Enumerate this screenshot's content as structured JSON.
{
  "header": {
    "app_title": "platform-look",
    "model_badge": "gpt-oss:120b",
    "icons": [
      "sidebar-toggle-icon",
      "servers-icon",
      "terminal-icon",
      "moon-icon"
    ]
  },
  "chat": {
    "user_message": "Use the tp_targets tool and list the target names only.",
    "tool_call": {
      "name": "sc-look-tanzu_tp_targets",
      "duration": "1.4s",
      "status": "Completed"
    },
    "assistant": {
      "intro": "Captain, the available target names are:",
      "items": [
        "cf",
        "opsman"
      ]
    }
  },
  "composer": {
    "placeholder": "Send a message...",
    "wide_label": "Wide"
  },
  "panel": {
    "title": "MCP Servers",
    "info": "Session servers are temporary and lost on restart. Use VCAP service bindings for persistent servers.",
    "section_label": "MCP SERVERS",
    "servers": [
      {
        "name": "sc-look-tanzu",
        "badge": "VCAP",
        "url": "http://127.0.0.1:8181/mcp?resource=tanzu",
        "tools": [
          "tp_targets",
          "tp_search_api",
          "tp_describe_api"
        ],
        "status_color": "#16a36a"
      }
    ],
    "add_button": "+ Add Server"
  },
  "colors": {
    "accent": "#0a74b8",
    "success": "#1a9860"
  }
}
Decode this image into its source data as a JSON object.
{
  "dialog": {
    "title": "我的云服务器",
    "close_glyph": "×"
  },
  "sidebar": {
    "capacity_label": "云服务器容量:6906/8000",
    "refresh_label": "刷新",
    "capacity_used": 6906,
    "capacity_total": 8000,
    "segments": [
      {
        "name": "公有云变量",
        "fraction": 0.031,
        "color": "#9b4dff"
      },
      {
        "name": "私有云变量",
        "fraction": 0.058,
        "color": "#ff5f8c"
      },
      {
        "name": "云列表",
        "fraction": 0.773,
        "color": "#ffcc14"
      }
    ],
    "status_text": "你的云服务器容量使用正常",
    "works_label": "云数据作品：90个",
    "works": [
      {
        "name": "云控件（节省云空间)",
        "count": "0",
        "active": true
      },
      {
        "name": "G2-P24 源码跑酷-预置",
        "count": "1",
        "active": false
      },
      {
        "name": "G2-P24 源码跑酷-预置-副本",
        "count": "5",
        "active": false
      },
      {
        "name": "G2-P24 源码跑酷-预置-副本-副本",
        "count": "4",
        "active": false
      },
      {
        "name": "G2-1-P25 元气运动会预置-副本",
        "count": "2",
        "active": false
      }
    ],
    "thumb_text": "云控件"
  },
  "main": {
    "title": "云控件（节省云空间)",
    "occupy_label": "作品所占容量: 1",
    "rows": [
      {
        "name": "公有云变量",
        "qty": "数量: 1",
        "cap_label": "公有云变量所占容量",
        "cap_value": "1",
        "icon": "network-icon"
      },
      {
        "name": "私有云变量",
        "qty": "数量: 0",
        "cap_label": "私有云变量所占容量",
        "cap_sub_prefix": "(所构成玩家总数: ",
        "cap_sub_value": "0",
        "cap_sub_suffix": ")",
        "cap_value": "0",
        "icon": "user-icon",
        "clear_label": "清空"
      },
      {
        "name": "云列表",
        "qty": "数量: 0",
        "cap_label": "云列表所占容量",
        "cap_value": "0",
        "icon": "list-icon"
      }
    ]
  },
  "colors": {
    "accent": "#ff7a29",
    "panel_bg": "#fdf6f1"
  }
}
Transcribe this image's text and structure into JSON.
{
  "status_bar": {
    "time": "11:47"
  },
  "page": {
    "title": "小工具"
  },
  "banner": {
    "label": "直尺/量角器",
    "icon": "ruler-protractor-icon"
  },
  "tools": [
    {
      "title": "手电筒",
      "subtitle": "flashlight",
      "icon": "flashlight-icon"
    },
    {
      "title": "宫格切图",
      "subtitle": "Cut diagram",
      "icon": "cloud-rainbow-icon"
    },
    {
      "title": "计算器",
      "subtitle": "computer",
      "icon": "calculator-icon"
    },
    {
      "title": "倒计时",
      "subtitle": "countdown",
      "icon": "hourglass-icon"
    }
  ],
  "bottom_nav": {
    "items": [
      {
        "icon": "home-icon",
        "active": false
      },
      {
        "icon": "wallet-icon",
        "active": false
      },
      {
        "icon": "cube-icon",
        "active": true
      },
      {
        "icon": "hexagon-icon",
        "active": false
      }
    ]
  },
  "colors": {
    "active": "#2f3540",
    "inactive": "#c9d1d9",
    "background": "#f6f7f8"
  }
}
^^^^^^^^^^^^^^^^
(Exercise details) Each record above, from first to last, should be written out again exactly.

(Response for this exercise)
Enumerate this screenshot's content as structured JSON.
{
  "header": {
    "app_title": "platform-look",
    "model_badge": "gpt-oss:120b",
    "icons": [
      "sidebar-toggle-icon",
      "servers-icon",
      "terminal-icon",
      "moon-icon"
    ]
  },
  "chat": {
    "user_message": "Use the tp_targets tool and list the target names only.",
    "tool_call": {
      "name": "sc-look-tanzu_tp_targets",
      "duration": "1.4s",
      "status": "Completed"
    },
    "assistant": {
      "intro": "Captain, the available target names are:",
      "items": [
        "cf",
        "opsman"
      ]
    }
  },
  "composer": {
    "placeholder": "Send a message...",
    "wide_label": "Wide"
  },
  "panel": {
    "title": "MCP Servers",
    "info": "Session servers are temporary and lost on restart. Use VCAP service bindings for persistent servers.",
    "section_label": "MCP SERVERS",
    "servers": [
      {
        "name": "sc-look-tanzu",
        "badge": "VCAP",
        "url": "http://127.0.0.1:8181/mcp?resource=tanzu",
        "tools": [
          "tp_targets",
          "tp_search_api",
          "tp_describe_api"
        ],
        "status_color": "#16a36a"
      }
    ],
    "add_button": "+ Add Server"
  },
  "colors": {
    "accent": "#0a74b8",
    "success": "#1a9860"
  }
}
Decode this image into its source data as a JSON object.
{
  "dialog": {
    "title": "我的云服务器",
    "close_glyph": "×"
  },
  "sidebar": {
    "capacity_label": "云服务器容量:6906/8000",
    "refresh_label": "刷新",
    "capacity_used": 6906,
    "capacity_total": 8000,
    "segments": [
      {
        "name": "公有云变量",
        "fraction": 0.031,
        "color": "#9b4dff"
      },
      {
        "name": "私有云变量",
        "fraction": 0.058,
        "color": "#ff5f8c"
      },
      {
        "name": "云列表",
        "fraction": 0.773,
        "color": "#ffcc14"
      }
    ],
    "status_text": "你的云服务器容量使用正常",
    "works_label": "云数据作品：90个",
    "works": [
      {
        "name": "云控件（节省云空间)",
        "count": "0",
        "active": true
      },
      {
        "name": "G2-P24 源码跑酷-预置",
        "count": "1",
        "active": false
      },
      {
        "name": "G2-P24 源码跑酷-预置-副本",
        "count": "5",
        "active": false
      },
      {
        "name": "G2-P24 源码跑酷-预置-副本-副本",
        "count": "4",
        "active": false
      },
      {
        "name": "G2-1-P25 元气运动会预置-副本",
        "count": "2",
        "active": false
      }
    ],
    "thumb_text": "云控件"
  },
  "main": {
    "title": "云控件（节省云空间)",
    "occupy_label": "作品所占容量: 1",
    "rows": [
      {
        "name": "公有云变量",
        "qty": "数量: 1",
        "cap_label": "公有云变量所占容量",
        "cap_value": "1",
        "icon": "network-icon"
      },
      {
        "name": "私有云变量",
        "qty": "数量: 0",
        "cap_label": "私有云变量所占容量",
        "cap_sub_prefix": "(所构成玩家总数: ",
        "cap_sub_value": "0",
        "cap_sub_suffix": ")",
        "cap_value": "0",
        "icon": "user-icon",
        "clear_label": "清空"
      },
      {
        "name": "云列表",
        "qty": "数量: 0",
        "cap_label": "云列表所占容量",
        "cap_value": "0",
        "icon": "list-icon"
      }
    ]
  },
  "colors": {
    "accent": "#ff7a29",
    "panel_bg": "#fdf6f1"
  }
}
Transcribe this image's text and structure into JSON.
{
  "status_bar": {
    "time": "11:47"
  },
  "page": {
    "title": "小工具"
  },
  "banner": {
    "label": "直尺/量角器",
    "icon": "ruler-protractor-icon"
  },
  "tools": [
    {
      "title": "手电筒",
      "subtitle": "flashlight",
      "icon": "flashlight-icon"
    },
    {
      "title": "宫格切图",
      "subtitle": "Cut diagram",
      "icon": "cloud-rainbow-icon"
    },
    {
      "title": "计算器",
      "subtitle": "computer",
      "icon": "calculator-icon"
    },
    {
      "title": "倒计时",
      "subtitle": "countdown",
      "icon": "hourglass-icon"
    }
  ],
  "bottom_nav": {
    "items": [
      {
        "icon": "home-icon",
        "active": false
      },
      {
        "icon": "wallet-icon",
        "active": false
      },
      {
        "icon": "cube-icon",
        "active": true
      },
      {
        "icon": "hexagon-icon",
        "active": false
      }
    ]
  },
  "colors": {
    "active": "#2f3540",
    "inactive": "#c9d1d9",
    "background": "#f6f7f8"
  }
}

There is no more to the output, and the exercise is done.